**Exercise objective:** Retype every entry below exactly as it stands.
★ ★ ★ ★
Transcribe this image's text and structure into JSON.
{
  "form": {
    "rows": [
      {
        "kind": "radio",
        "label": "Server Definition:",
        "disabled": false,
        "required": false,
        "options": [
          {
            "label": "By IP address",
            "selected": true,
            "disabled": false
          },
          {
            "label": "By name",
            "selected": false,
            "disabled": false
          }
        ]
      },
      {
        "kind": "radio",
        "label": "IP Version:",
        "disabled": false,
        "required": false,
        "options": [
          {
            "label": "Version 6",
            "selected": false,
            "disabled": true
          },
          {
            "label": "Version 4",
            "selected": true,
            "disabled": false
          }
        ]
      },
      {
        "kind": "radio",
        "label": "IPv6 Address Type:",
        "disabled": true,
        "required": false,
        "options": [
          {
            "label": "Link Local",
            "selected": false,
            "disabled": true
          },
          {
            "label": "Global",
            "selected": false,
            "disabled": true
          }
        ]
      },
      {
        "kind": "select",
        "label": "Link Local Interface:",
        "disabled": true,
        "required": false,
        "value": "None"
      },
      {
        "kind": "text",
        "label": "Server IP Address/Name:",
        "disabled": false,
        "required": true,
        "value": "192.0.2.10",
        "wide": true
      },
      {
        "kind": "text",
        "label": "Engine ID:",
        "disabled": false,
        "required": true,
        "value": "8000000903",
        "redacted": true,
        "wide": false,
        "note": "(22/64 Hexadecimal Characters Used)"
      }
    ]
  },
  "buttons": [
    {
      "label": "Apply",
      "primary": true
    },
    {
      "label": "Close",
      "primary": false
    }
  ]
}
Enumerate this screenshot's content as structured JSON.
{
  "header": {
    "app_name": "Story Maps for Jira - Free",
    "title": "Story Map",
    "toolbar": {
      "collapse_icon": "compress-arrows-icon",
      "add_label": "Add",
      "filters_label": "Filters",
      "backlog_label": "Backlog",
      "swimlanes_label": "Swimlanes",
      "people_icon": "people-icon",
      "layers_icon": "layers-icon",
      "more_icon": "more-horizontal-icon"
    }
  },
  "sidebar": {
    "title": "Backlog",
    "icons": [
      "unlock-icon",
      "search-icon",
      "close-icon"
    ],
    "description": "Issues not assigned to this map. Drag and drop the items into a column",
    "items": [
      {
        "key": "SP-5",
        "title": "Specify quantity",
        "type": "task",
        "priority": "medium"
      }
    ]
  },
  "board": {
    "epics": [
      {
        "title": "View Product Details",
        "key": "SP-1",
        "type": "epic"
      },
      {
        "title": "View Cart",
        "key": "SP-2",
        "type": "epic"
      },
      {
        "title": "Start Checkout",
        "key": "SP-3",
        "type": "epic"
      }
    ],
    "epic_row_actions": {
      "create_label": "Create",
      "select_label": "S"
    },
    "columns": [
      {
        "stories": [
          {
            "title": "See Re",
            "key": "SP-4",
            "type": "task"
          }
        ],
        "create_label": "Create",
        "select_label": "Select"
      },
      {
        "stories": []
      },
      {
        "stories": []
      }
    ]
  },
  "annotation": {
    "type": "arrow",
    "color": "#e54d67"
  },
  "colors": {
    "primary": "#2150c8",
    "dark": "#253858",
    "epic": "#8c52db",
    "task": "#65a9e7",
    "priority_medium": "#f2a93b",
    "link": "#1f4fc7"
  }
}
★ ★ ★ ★
**Answer to the exercise:**
Transcribe this image's text and structure into JSON.
{
  "form": {
    "rows": [
      {
        "kind": "radio",
        "label": "Server Definition:",
        "disabled": false,
        "required": false,
        "options": [
          {
            "label": "By IP address",
            "selected": true,
            "disabled": false
          },
          {
            "label": "By name",
            "selected": false,
            "disabled": false
          }
        ]
      },
      {
        "kind": "radio",
        "label": "IP Version:",
        "disabled": false,
        "required": false,
        "options": [
          {
            "label": "Version 6",
            "selected": false,
            "disabled": true
          },
          {
            "label": "Version 4",
            "selected": true,
            "disabled": false
          }
        ]
      },
      {
        "kind": "radio",
        "label": "IPv6 Address Type:",
        "disabled": true,
        "required": false,
        "options": [
          {
            "label": "Link Local",
            "selected": false,
            "disabled": true
          },
          {
            "label": "Global",
            "selected": false,
            "disabled": true
          }
        ]
      },
      {
        "kind": "select",
        "label": "Link Local Interface:",
        "disabled": true,
        "required": false,
        "value": "None"
      },
      {
        "kind": "text",
        "label": "Server IP Address/Name:",
        "disabled": false,
        "required": true,
        "value": "192.0.2.10",
        "wide": true
      },
      {
        "kind": "text",
        "label": "Engine ID:",
        "disabled": false,
        "required": true,
        "value": "8000000903",
        "redacted": true,
        "wide": false,
        "note": "(22/64 Hexadecimal Characters Used)"
      }
    ]
  },
  "buttons": [
    {
      "label": "Apply",
      "primary": true
    },
    {
      "label": "Close",
      "primary": false
    }
  ]
}
Enumerate this screenshot's content as structured JSON.
{
  "header": {
    "app_name": "Story Maps for Jira - Free",
    "title": "Story Map",
    "toolbar": {
      "collapse_icon": "compress-arrows-icon",
      "add_label": "Add",
      "filters_label": "Filters",
      "backlog_label": "Backlog",
      "swimlanes_label": "Swimlanes",
      "people_icon": "people-icon",
      "layers_icon": "layers-icon",
      "more_icon": "more-horizontal-icon"
    }
  },
  "sidebar": {
    "title": "Backlog",
    "icons": [
      "unlock-icon",
      "search-icon",
      "close-icon"
    ],
    "description": "Issues not assigned to this map. Drag and drop the items into a column",
    "items": [
      {
        "key": "SP-5",
        "title": "Specify quantity",
        "type": "task",
        "priority": "medium"
      }
    ]
  },
  "board": {
    "epics": [
      {
        "title": "View Product Details",
        "key": "SP-1",
        "type": "epic"
      },
      {
        "title": "View Cart",
        "key": "SP-2",
        "type": "epic"
      },
      {
        "title": "Start Checkout",
        "key": "SP-3",
        "type": "epic"
      }
    ],
    "epic_row_actions": {
      "create_label": "Create",
      "select_label": "S"
    },
    "columns": [
      {
        "stories": [
          {
            "title": "See Re",
            "key": "SP-4",
            "type": "task"
          }
        ],
        "create_label": "Create",
        "select_label": "Select"
      },
      {
        "stories": []
      },
      {
        "stories": []
      }
    ]
  },
  "annotation": {
    "type": "arrow",
    "color": "#e54d67"
  },
  "colors": {
    "primary": "#2150c8",
    "dark": "#253858",
    "epic": "#8c52db",
    "task": "#65a9e7",
    "priority_medium": "#f2a93b",
    "link": "#1f4fc7"
  }
}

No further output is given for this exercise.